Acker-Hocevar, M., Pisapia, J., & Coukos-Semmel, E. (2002). Bridging the abyss: Adding value and validity to leadership development through action learning--cases-in-point. Paper presented at the American Educational Association Annual Conference, New Orleans, LA.
Amey, M. (2005). Leadership as learning: Conceptualizing the process. Community College Journal of Research and Practice, 29, 689-704.
Avolio, B., & Luthans, F. (2006). The high impact leader: Moments matter in accelerating authentic leadership development. New York: McGraw-Hill.
Barnett, D. (2004). School leadership preparation programs: Are they preparing tomorrow's leaders? Education, 125, 121-129.
Heifetz, R. A. (1994). Leadership without easy answers. Cambridge, MA: The Belknap Press of Harvard University Press.
Heifetz, R. A., & Linsky, M. (2002). Leadership on the line: Staying alive through the dangers of leading. Boston: Harvard Business School Press.
Jackson, B. (2001). Exceptional and innovative programs in educational leadership. Paper commissioned for the first meeting of the National Commission for the Advancement of Educational Leadership Preparation, Racine, WI.
Johnstone, M., & Fern, M. (2004). Case-in-point: An experiential methodology for leadership education. Unpublished manuscript.
Orr, M. (2006, March). Mapping innovation in leadership preparation in our nation's schools of education. Phi Delta Kappan, 492-499.
Parks, S. D. (2005). Leadership can be taught: A bold approach for a complex world. Boston: Harvard Business School Press.
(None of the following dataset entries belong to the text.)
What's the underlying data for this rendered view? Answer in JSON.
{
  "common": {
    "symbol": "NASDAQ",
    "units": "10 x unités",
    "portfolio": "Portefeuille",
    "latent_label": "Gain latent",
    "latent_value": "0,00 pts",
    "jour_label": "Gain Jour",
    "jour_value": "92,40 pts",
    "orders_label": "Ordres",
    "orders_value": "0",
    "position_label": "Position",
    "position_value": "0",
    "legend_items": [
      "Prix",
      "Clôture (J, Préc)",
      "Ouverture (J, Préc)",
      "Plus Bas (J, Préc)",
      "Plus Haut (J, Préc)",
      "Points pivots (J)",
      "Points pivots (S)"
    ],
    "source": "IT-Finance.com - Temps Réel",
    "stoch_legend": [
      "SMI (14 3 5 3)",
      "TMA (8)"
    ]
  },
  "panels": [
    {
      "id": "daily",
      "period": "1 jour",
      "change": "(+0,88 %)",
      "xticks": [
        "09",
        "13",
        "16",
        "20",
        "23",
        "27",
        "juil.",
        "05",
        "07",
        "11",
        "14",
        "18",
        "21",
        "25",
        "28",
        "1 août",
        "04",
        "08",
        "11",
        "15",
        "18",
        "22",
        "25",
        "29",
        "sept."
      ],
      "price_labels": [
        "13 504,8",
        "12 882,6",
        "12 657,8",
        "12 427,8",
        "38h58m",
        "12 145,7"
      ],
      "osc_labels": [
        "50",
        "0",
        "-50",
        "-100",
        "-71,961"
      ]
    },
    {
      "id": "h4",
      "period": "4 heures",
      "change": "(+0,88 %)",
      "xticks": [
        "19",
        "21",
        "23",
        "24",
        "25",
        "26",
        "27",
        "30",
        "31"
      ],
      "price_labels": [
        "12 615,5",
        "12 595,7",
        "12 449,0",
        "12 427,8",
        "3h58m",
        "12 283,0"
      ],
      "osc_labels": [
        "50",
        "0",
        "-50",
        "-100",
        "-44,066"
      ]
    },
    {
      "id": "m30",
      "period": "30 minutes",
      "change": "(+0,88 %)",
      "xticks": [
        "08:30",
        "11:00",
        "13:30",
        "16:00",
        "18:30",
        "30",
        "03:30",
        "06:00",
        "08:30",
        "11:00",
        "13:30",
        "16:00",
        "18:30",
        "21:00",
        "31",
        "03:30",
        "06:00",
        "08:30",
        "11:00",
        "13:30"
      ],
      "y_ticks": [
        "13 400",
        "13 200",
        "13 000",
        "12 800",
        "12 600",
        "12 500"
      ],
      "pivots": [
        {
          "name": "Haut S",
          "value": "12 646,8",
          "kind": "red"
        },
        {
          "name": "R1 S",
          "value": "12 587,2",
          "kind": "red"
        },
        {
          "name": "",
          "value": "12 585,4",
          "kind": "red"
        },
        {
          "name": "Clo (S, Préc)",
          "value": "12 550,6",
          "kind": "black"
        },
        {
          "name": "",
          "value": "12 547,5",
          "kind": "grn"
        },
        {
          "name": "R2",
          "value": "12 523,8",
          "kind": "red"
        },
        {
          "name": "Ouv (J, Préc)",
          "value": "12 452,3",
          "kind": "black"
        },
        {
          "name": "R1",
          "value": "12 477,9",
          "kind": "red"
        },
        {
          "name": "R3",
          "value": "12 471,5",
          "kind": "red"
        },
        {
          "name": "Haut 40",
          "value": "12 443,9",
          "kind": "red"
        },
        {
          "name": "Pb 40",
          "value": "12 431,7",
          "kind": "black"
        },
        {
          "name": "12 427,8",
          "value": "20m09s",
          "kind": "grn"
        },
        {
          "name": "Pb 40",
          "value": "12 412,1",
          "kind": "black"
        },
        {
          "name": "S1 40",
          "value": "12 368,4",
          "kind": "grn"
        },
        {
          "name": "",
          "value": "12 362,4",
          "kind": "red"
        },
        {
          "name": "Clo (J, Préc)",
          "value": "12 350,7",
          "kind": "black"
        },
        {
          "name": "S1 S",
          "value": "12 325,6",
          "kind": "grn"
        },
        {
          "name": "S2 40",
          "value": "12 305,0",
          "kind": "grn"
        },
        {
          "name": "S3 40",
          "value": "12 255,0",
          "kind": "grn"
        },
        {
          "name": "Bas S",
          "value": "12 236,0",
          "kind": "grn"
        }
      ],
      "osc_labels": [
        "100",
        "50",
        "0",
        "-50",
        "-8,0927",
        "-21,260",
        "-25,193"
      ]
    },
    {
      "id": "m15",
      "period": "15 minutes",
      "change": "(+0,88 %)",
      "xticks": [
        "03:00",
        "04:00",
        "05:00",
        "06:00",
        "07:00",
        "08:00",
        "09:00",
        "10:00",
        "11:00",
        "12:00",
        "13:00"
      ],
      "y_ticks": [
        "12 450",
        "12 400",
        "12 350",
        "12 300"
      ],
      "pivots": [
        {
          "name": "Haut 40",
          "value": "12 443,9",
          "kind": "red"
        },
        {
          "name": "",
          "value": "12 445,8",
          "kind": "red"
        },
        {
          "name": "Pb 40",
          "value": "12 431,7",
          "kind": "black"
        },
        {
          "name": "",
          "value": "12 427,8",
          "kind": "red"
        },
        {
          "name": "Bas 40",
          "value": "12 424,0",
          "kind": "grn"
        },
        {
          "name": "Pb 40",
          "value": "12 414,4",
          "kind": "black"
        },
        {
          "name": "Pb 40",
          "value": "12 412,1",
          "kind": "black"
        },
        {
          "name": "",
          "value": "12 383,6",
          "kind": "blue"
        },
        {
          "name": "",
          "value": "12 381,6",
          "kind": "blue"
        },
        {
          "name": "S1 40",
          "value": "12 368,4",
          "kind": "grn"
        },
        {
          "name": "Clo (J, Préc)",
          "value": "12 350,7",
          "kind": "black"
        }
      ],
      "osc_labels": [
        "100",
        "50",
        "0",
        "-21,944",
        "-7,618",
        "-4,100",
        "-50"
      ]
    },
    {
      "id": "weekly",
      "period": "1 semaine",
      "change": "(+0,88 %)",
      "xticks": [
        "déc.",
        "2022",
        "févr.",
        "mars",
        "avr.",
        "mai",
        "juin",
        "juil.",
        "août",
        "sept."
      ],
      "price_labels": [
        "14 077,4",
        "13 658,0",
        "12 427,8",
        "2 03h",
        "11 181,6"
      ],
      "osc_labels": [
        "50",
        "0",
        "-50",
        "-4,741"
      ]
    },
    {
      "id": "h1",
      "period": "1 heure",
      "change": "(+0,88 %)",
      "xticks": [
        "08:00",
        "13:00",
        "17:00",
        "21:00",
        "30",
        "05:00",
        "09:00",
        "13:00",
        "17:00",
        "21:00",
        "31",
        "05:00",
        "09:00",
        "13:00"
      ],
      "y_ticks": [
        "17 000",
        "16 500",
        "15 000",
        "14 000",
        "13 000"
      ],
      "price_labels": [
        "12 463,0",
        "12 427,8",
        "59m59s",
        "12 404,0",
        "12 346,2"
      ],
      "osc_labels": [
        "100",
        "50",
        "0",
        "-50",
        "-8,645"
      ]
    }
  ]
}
David W. Cox, Arkansas State University, AR
Cox, Ed.D, is Professor of Educational Leadership in the Center for Excellence in Education